In 2006, we formed a company to specifically address the “data” and security issues of computers. was born, the day after my own personal computer crashed. Just thinking back to that fateful day makes me nauseous. The pain of completely losing my own data – and I certainly knew better – lead to the birth of Until someone has a catastrophic loss of data, they will never know what it feels like to lose it all, with no hope of the photos, documents and files ever coming back.

The sad thing is that with today’s technology, there is no (zero) reason for any computer, laptop or server to permanently lose its data. For less than $0.30 per day, a typical computer can be completely backed up, and have full 24 x 7 virus and malware protection. The power of the Internet has made real-time cyber security and data protection possible. And yet, not a week goes by that I don’t receive at least one of those dreaded phone calls. For all those who care to listen: protect your data. Don’t rely on flash drives, or tapes, or external hard drives. Until the data is backed up automatically, frequently, encrypted and stored off-site, you are not fully safe. There is nothing worse than backing up you data every day, to then have the backup files lost or damaged. And, backing up data that is full of malware or infected by a hidden virus can corrupt files, and make your backup file sets worthless. Thinking you are protected and safe when you are not, is even more cruel a fate. For less than the cost of a cup of coffee, you can avoid the nightmare of permanently losing it all.

That is all I have to say. You must protect your data, the right way, every day, automatically, period. It is not a matter of if you will lose your data, but a matter of when you will be making that dreaded phone call. Please don’t be a “long pause” client when you call.

Weather Reports

Weather reports are wrong, consistently. We always laugh at all of the "weatherman jokes" and yet the weather report makes up 10 to 20% of the news. In a typical news show, 1/5th of the time is dedicated to talking about the "five day forecast" which is almost always wrong.  And yet, we watch. And then we complain. And then we watch again.

Thursday, August 19, 2010

Long Lines

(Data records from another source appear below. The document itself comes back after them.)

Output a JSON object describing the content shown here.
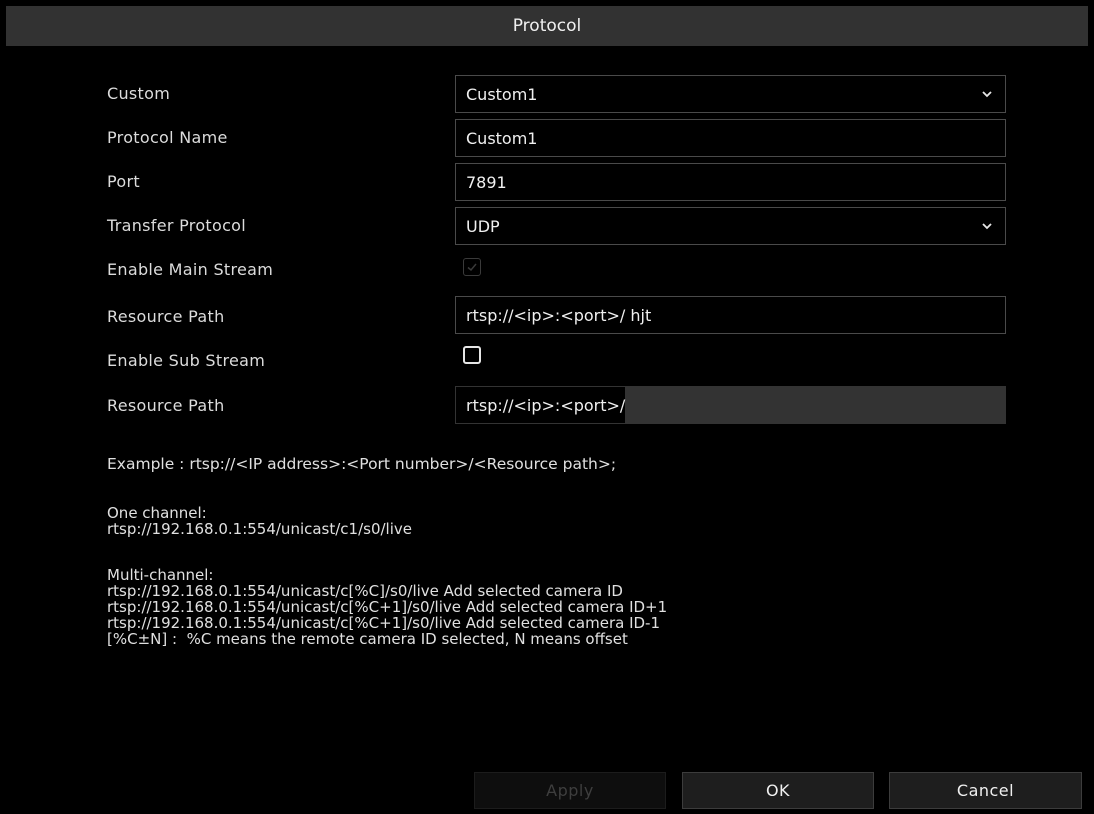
{
  "dialog": {
    "title": "Protocol"
  },
  "form": {
    "custom": {
      "label": "Custom",
      "value": "Custom1",
      "icon": "chevron-down-icon"
    },
    "protocol_name": {
      "label": "Protocol Name",
      "value": "Custom1"
    },
    "port": {
      "label": "Port",
      "value": "7891"
    },
    "transfer_protocol": {
      "label": "Transfer Protocol",
      "value": "UDP",
      "icon": "chevron-down-icon"
    },
    "enable_main_stream": {
      "label": "Enable Main Stream",
      "checked": true,
      "disabled": true
    },
    "main_resource_path": {
      "label": "Resource Path",
      "value": "rtsp://<ip>:<port>/ hjt"
    },
    "enable_sub_stream": {
      "label": "Enable Sub Stream",
      "checked": false
    },
    "sub_resource_path": {
      "label": "Resource Path",
      "value": "rtsp://<ip>:<port>/"
    }
  },
  "help": {
    "example": "Example : rtsp://<IP address>:<Port number>/<Resource path>;",
    "one_channel_title": "One channel:",
    "one_channel_line": "rtsp://192.168.0.1:554/unicast/c1/s0/live",
    "multi_channel_title": "Multi-channel:",
    "multi_channel_lines": [
      "rtsp://192.168.0.1:554/unicast/c[%C]/s0/live Add selected camera ID",
      "rtsp://192.168.0.1:554/unicast/c[%C+1]/s0/live Add selected camera ID+1",
      "rtsp://192.168.0.1:554/unicast/c[%C+1]/s0/live Add selected camera ID-1",
      "[%C±N] :  %C means the remote camera ID selected, N means offset"
    ]
  },
  "buttons": {
    "apply": "Apply",
    "ok": "OK",
    "cancel": "Cancel"
  },
  "colors": {
    "background": "#000000",
    "titlebar": "#323232",
    "field_border": "#4a4a4a",
    "button": "#1e1e1e"
  }
}
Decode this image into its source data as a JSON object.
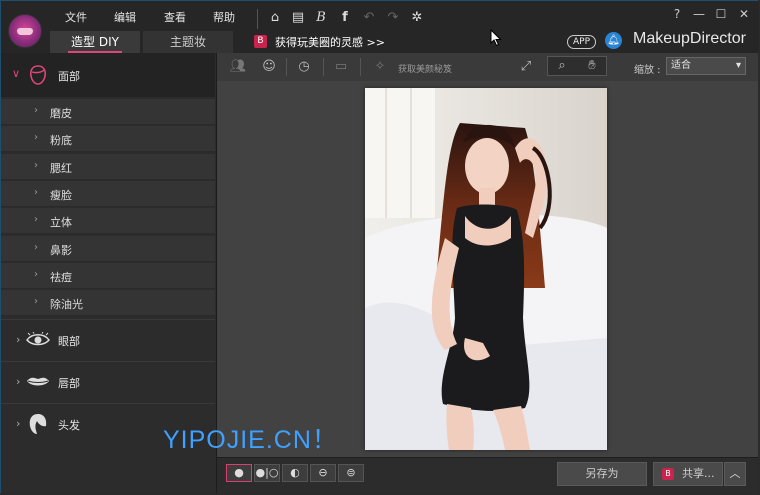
{
  "menu": {
    "file": "文件",
    "edit": "编辑",
    "view": "查看",
    "help": "帮助"
  },
  "tabs": {
    "diy": "造型 DIY",
    "theme": "主题妆"
  },
  "promo": {
    "badge": "B",
    "text": "获得玩美圈的灵感 >>"
  },
  "header_right": {
    "app_badge": "APP",
    "brand": "MakeupDirector"
  },
  "window_controls": {
    "help": "?",
    "minimize": "—",
    "maximize": "☐",
    "close": "✕"
  },
  "sidebar": {
    "face": {
      "label": "面部",
      "chevron": "∨"
    },
    "face_items": [
      "磨皮",
      "粉底",
      "腮红",
      "瘦脸",
      "立体",
      "鼻影",
      "祛痘",
      "除油光"
    ],
    "eyes": {
      "label": "眼部",
      "chevron": "›"
    },
    "lips": {
      "label": "唇部",
      "chevron": "›"
    },
    "hair": {
      "label": "头发",
      "chevron": "›"
    }
  },
  "toolbar": {
    "tip_text": "获取美颜秘笈",
    "zoom_label": "缩放 :",
    "zoom_value": "适合"
  },
  "bottom": {
    "save_label": "另存为",
    "share_badge": "B",
    "share_label": "共享...",
    "more_label": "︿"
  },
  "watermark": "YIPOJIE.CN！",
  "icons": {
    "home": "home-icon",
    "save": "save-icon",
    "brand_b": "b-icon",
    "facebook": "facebook-icon",
    "undo": "undo-icon",
    "redo": "redo-icon",
    "settings": "gear-icon"
  },
  "colors": {
    "accent": "#e0467c",
    "promo": "#c8244e",
    "bell": "#2a84d6",
    "watermark": "#3fa0ff"
  }
}
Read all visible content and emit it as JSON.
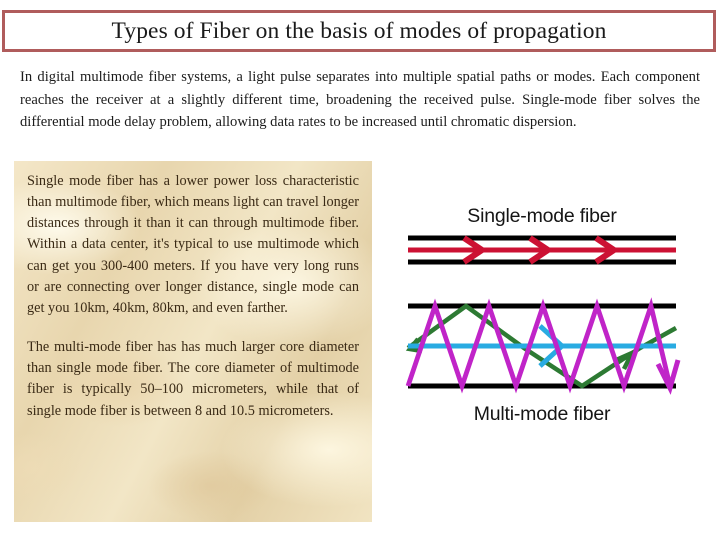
{
  "slide": {
    "title": "Types of Fiber on the basis of modes of propagation",
    "title_border_color": "#b05c5c",
    "background_color": "#ffffff"
  },
  "intro": {
    "paragraph": "In digital multimode fiber systems, a light pulse separates into multiple spatial paths or modes. Each component reaches the receiver at a slightly different time, broadening the received pulse. Single-mode fiber solves the differential mode delay problem, allowing data rates to be increased until chromatic dispersion."
  },
  "parchment_box": {
    "background_color": "#efdfbc",
    "text_color": "#3a2a15",
    "paragraphs": [
      "Single mode fiber has a lower power loss characteristic than multimode fiber, which means light can travel longer distances through it than it can through multimode fiber. Within a data center, it's typical to use multimode which can get you 300-400 meters. If you have very long runs or are connecting over longer distance, single mode can get you 10km, 40km, 80km, and even farther.",
      "The multi-mode fiber has has much larger core diameter than single mode fiber. The core diameter of multimode fiber is typically 50–100 micrometers, while that of single mode fiber is between 8 and 10.5 micrometers."
    ]
  },
  "diagram": {
    "single_mode": {
      "label": "Single-mode fiber",
      "cladding_color": "#000000",
      "ray_color": "#cc1133",
      "ray_count": 1,
      "arrow_count": 3
    },
    "multi_mode": {
      "label": "Multi-mode fiber",
      "cladding_color": "#000000",
      "rays": [
        {
          "name": "high-angle-mode",
          "color": "#c024c8",
          "path": "zigzag-steep",
          "bounces": 9
        },
        {
          "name": "low-angle-mode",
          "color": "#2d7a33",
          "path": "zigzag-shallow",
          "bounces": 4
        },
        {
          "name": "axial-mode",
          "color": "#29abe2",
          "path": "straight",
          "bounces": 0
        }
      ]
    }
  }
}
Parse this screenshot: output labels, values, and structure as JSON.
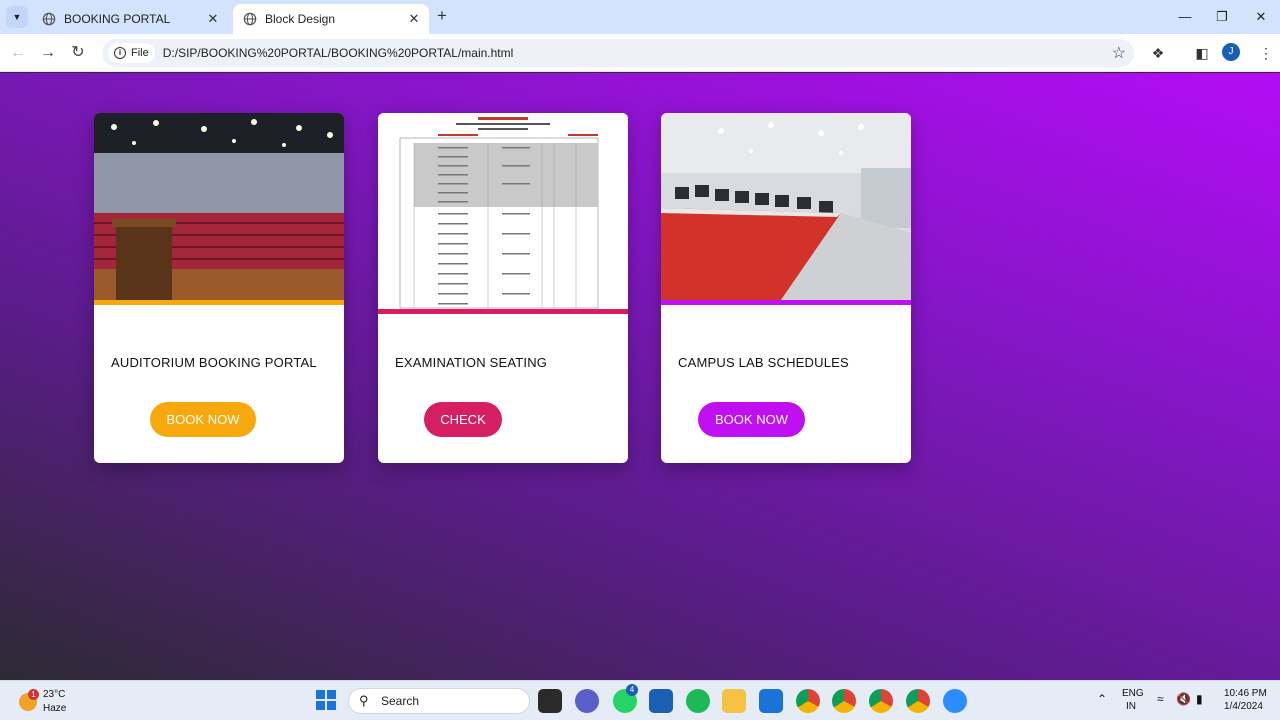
{
  "browser": {
    "tabs": [
      {
        "title": "BOOKING PORTAL",
        "active": false
      },
      {
        "title": "Block Design",
        "active": true
      }
    ],
    "address": {
      "chip_label": "File",
      "url": "D:/SIP/BOOKING%20PORTAL/BOOKING%20PORTAL/main.html"
    },
    "profile_initial": "J"
  },
  "page": {
    "cards": [
      {
        "title": "AUDITORIUM BOOKING PORTAL",
        "button": "BOOK NOW",
        "accent": "#f7a80c",
        "image": "auditorium-photo"
      },
      {
        "title": "EXAMINATION SEATING",
        "button": "CHECK",
        "accent": "#d61f63",
        "image": "seating-plan-document"
      },
      {
        "title": "CAMPUS LAB SCHEDULES",
        "button": "BOOK NOW",
        "accent": "#c00ff0",
        "image": "computer-lab-photo"
      }
    ]
  },
  "taskbar": {
    "weather": {
      "temp": "23°C",
      "condition": "Haze",
      "badge": "1"
    },
    "search_placeholder": "Search",
    "whatsapp_badge": "4",
    "language": {
      "line1": "ENG",
      "line2": "IN"
    },
    "clock": {
      "time": "10:46 PM",
      "date": "1/4/2024"
    }
  }
}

I have been in sales all of my life, and I find people and human nature fascinating. When gasoline prices were at record highs just a short time ago, there would be long lines of cars waiting to buy gas at the local gas station, because their price was $0.10 less per gallon.  There are two other gas stations within 200 yards, but one had long lines of customers waiting to buy the “cheap gas” with cars wrapped around the block. People are willing to spend time and money, sitting still with their engines running, to save $0.10 per gallon.  And yet, these same people will not invest the same amount of time necessary to reduce their ongoing telecom or IT expenses by 20 to 40%.  They will spend 20 minutes in their car, waiting to buy gas, but they will not invest 20 minutes to reduce an ongoing unavoidable expense, such as their voice, data, wireless or wireline services.  And now, due to deregulation, the same ongoing savings is available for their home or business gas and electric bills.  Ah yes, the life of a salesman. Sounds like this might be a good job for Dr. Phil.